◆ What is needed
Look through the entries below and return all lines including the word "arrow".

Items from an interface collection:
◇ ◇ ◇ ◇
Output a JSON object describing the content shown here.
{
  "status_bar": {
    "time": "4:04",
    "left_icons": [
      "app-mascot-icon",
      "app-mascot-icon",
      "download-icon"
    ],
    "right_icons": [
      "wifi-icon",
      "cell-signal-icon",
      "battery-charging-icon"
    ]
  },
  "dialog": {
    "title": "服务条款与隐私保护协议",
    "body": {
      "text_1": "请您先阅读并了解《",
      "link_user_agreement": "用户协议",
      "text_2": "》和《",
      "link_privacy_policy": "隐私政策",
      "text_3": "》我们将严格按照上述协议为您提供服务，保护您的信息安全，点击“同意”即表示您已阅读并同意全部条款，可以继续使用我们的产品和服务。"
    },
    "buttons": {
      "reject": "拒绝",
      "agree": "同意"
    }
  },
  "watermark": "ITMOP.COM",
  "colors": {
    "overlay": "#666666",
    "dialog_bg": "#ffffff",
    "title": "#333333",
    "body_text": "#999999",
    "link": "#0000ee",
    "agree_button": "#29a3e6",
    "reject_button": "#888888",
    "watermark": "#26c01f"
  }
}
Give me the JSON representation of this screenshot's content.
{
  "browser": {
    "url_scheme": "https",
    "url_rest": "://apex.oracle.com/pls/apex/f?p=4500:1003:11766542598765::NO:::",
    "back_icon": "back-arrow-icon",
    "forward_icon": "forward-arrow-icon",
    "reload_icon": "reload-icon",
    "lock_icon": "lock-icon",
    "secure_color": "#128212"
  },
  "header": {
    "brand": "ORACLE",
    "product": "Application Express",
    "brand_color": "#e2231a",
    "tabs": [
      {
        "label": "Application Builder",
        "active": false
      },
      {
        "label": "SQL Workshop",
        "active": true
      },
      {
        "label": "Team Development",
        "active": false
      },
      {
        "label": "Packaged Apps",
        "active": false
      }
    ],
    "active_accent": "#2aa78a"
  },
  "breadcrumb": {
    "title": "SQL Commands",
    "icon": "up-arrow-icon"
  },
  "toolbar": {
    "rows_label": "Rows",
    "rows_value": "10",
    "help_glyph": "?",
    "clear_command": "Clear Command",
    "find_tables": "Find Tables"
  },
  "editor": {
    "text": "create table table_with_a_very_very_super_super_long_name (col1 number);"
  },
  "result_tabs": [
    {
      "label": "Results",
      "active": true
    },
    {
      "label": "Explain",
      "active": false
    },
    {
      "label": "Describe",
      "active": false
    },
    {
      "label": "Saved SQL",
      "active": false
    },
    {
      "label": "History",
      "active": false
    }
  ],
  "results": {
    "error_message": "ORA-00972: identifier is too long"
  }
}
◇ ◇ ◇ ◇
◆ Answer area
    "back_icon": "back-arrow-icon",
    "forward_icon": "forward-arrow-icon",
    "icon": "up-arrow-icon"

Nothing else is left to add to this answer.